Newborn Screening Tests
Your baby will be offered screening for a number of disorders and conditions before you leave the hospital. Screening is not mandatory but is considered the standard of care for every baby and is highly recommended. In some cases, your baby may require additional testing. Talk to your healthcare provider if you have questions or need further information about any of the following newborn screens or tests to make an informed decision.
It is very important to find out if your baby has hearing loss. Undetected hearing loss can cause delays in your baby's speech development. This can lead to behavioural and emotional problems and, later on, to problems in school. The sooner hearing loss is identified, the better. Finding out early means that your child can get the help they need right away. This gives them the same chance to develop language skills as hearing children. Most newborns are automatically screened for hearing loss while in the hospital. If, for some reason, your baby's hearing wasn't tested before you went home from the hospital, you can contact the Southwest Region Infant Hearing Program location for information about setting up an appointment in the community. Learn more about Newborn Hearing Screening →
Bilirubin is the by-product of red blood cell break down after birth and can lead to jaundice (a yellowing of the skin and eyes). Jaundice is very common in newborn babies but too much bilirubin can be harmful. Your baby will be screened to determine their bilirubin level before you leave the hospital. A tool is placed on your baby's forehead. The meter shines a special light on your baby's skin and gives a reading of the bilirubin level. Based on the results of this test, you will be advised if your baby needs further follow-up. Most babies clear their bilirubin on their own without treatment, but some need a little help from a treatment called phototherapy. This involves placing your baby under a special light. The light is absorbed by your baby's skin and helps to break down the bilirubin in their blood so that levels return to normal.
The Newborn Screening program screens your baby's risk for a number of rare metabolic and blood disorders that can cause developmental disability, illness and even death if not treated. These disorders are not visually obvious in the newborn period. Early detection allows further testing, diagnosis, and treatment, which is more effective than follow-up after symptoms are seen. The test involves taking a small sample of blood from your baby’s heel between 24 and 72 hours of age (see the video below to learn how to reduce your infant's pain during newborn blood tests). This blood is sent to Newborn Screening Ontario (NSO) for testing. Your healthcare provider will receive results within about two weeks. You will only be notified if your baby screens positive for one of these disorders or a repeat sample is needed. This does not mean your baby has an illness but that more testing may be needed.

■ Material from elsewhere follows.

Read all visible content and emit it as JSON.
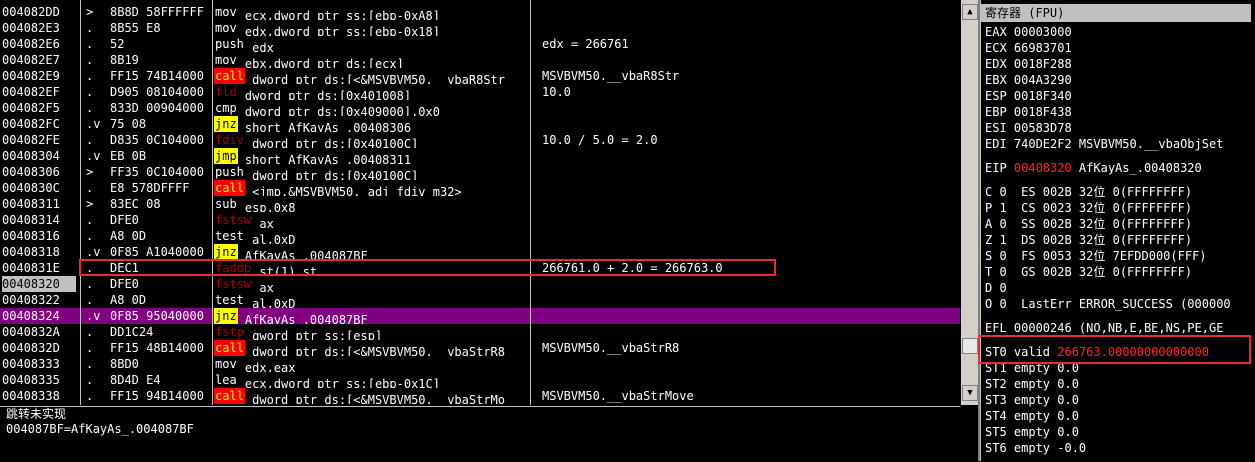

Watch the video below to learn more or go to Newborn Screening Ontario.
Some babies with CCHD are not identified by prenatal ultrasound or by physical examination after birth and can appear to be healthy (no symptoms). These babies are at risk for having serious complications within the first few days or weeks of life and require emergency care. This screening is done by measuring your baby's oxygen saturation levels. An instrument, called a pulse oximeter, is placed on your baby's hand and foot, each for about 30 seconds. This screening is done between 24 and 48 hours after your baby is born. If there are concerns with your baby's oxygen saturation levels, it does not necessarily mean your baby has a congenital heart defect, but more testing may be required. Your baby's physician will be notified for follow-up assessment. Most congenital heart defects can be treated. Learn more about Critical Congenital Heart Defects →
Some babies are at risk for developing low blood sugar after birth due to certain conditions (e.g. infant of a diabetic mother, prematurity, small or large for gestational age). Skin-to-Skin immediately and uninterrupted for at least the first hour after birth and frequently after that, can help can help your baby to regulate their blood sugar. Blood will be taken from your baby’s heel to test their blood sugar. If your baby's blood sugar is found to be low, it's important to feed your baby often to help regulate it. Once your baby’s blood sugars have normalized this testing will stop.
Healthy Babies Healthy Children (HBHC) is a free and voluntary home visiting program. A Public Health Nurse will visit your bedside before you leave the hospital to complete the HBHC screening tool and give you information about community supports. As part of the screening process, the nurse will ask you questions about your pregnancy, your family history, and your baby’s birth, to see if you are eligible for the program. Learn more about the HBHC home visiting program →
Last modified on: February 20, 2020